Glaucoma is a non-preventable, hereditary group of eye diseases that inflicts damage to the optic nerve and can cause a loss of vision and blindness. The optic nerve’s job is to send any images that we see to our brain. How does glaucoma damage the optic nerve? Well, typically, it is due to an elevated intraocular pressure, or IOP.

Glaucoma Screenings–Part of Comprehensive Eye Exam

At VisionFirst, we recommend that our patients come in for a comprehensive eye exam once a year, but patients over the age of 65 should see their eye doctor about every 6 months.

There are five tests that help in determining whether or not a person has glaucoma. Together, these tests evaluate the overall scope of your vision and help the doctor in making a proper diagnosis. The five tests are:

  1. Tonometry – checks your inner eye pressure
  2. Perimetry – checks your field of vision
  3. Ophthalmoscopy – checks the shape and color of your optic nerve
  4. Pachymetry – determines the cornea’s thickness
  5. Gonioscopy – checks the angle in the eye where the cornea and iris meet

At VisionFirst, all of these checks will be performed in a comprehensive eye exam.

Open Angle, Angle Closure, and Congenital Glaucoma

There are three different types of glaucoma: open angle, angle closure, and congenital.

Open angle glaucoma is considered the most common type, affecting approximately three million Americans. It forms when your eye’s drainage canal becomes clogged over time. The IOP increases because a certain amount of fluid cannot drain from the eye. The increased IOP causes reduced blood flow to the optic nerve’s most sensitive tissues. Eventually, fibers in the optic nerve will be destroyed, and you will lose side vision. In most instances, there are no early warning signs or symptoms. However, with regular eye exams, you can potentially detect the beginning stages and prevent loss of vision. Open angle glaucoma can be treated with eye drops and laser treatment.
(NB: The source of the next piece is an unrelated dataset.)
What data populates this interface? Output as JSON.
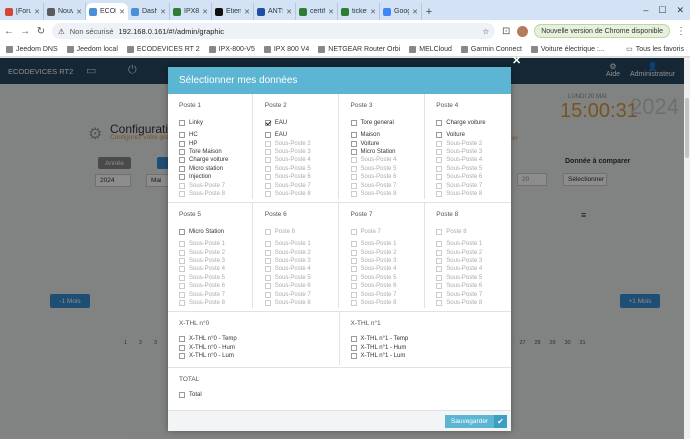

Angle closure glaucoma is also called acute or narrow angle glaucoma. This type of glaucoma is rarer than open angle glaucoma and is different because the eye pressure goes up much faster. When this happens, your drainage canal is blocked or covered. Here at VisionFirst, we can test patients to see if they have an angle that is normal and wide or abnormal and narrow.

Surgery is needed to treat angle closure glaucoma in order to remove a small portion of the outer edge of the iris. This unblocks the drainage canal so that the fluid can drain out.

Congenital glaucoma occurs in children who are born with an eye defect that slows the drainage of fluid. Some general symptoms include light sensitivity, eyes that appear cloudy or foggy, and/or tearing. In small children, medicine is not recommended, but surgery tends to be effective and is the safest option.

Eye exams are helpful in detecting a variety of health problems and eye diseases. That’s why regular visits to the eye doctor—no matter your age—are so essential. The doctors at VisionFirst take great care in making sure your overall health is assessed and that you leave Looking, Feeling, and Seeing your best. Schedule an appointment today at one of our locations.